Problem details: Could the records below be restated word for word, without a single picture?

Data for analysis Block Start

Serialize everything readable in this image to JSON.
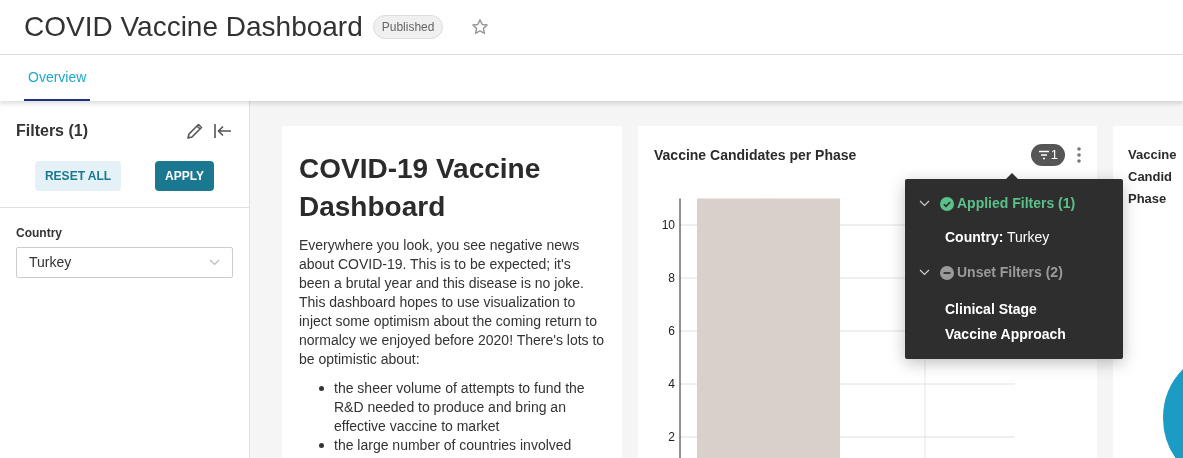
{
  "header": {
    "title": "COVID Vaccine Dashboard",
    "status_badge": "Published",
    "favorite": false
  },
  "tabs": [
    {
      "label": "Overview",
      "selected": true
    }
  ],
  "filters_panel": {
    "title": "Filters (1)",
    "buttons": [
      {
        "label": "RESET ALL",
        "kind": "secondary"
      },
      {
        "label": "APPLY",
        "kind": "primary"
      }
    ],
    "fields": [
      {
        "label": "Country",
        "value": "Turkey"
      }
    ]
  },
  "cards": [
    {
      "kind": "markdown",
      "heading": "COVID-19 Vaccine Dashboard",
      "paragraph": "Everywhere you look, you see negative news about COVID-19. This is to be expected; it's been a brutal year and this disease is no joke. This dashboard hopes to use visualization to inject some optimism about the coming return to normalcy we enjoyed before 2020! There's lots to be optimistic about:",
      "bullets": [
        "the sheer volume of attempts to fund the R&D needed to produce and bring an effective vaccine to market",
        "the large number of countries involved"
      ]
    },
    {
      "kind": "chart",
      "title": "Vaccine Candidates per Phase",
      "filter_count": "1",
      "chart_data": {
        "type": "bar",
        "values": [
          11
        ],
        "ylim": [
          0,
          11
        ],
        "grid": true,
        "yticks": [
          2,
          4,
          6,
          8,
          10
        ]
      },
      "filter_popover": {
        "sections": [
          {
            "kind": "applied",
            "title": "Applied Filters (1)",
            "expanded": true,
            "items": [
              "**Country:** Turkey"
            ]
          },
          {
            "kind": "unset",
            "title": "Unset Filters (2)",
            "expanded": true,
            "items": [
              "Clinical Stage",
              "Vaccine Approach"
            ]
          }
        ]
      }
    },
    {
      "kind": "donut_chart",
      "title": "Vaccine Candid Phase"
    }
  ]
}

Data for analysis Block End

Response:
Serialize everything readable in this image to JSON.
{
  "header": {
    "title": "COVID Vaccine Dashboard",
    "status_badge": "Published",
    "favorite": false
  },
  "tabs": [
    {
      "label": "Overview",
      "selected": true
    }
  ],
  "filters_panel": {
    "title": "Filters (1)",
    "buttons": [
      {
        "label": "RESET ALL",
        "kind": "secondary"
      },
      {
        "label": "APPLY",
        "kind": "primary"
      }
    ],
    "fields": [
      {
        "label": "Country",
        "value": "Turkey"
      }
    ]
  },
  "cards": [
    {
      "kind": "markdown",
      "heading": "COVID-19 Vaccine Dashboard",
      "paragraph": "Everywhere you look, you see negative news about COVID-19. This is to be expected; it's been a brutal year and this disease is no joke. This dashboard hopes to use visualization to inject some optimism about the coming return to normalcy we enjoyed before 2020! There's lots to be optimistic about:",
      "bullets": [
        "the sheer volume of attempts to fund the R&D needed to produce and bring an effective vaccine to market",
        "the large number of countries involved"
      ]
    },
    {
      "kind": "chart",
      "title": "Vaccine Candidates per Phase",
      "filter_count": "1",
      "chart_data": {
        "type": "bar",
        "values": [
          11
        ],
        "ylim": [
          0,
          11
        ],
        "grid": true,
        "yticks": [
          2,
          4,
          6,
          8,
          10
        ]
      },
      "filter_popover": {
        "sections": [
          {
            "kind": "applied",
            "title": "Applied Filters (1)",
            "expanded": true,
            "items": [
              "**Country:** Turkey"
            ]
          },
          {
            "kind": "unset",
            "title": "Unset Filters (2)",
            "expanded": true,
            "items": [
              "Clinical Stage",
              "Vaccine Approach"
            ]
          }
        ]
      }
    },
    {
      "kind": "donut_chart",
      "title": "Vaccine Candid Phase"
    }
  ]
}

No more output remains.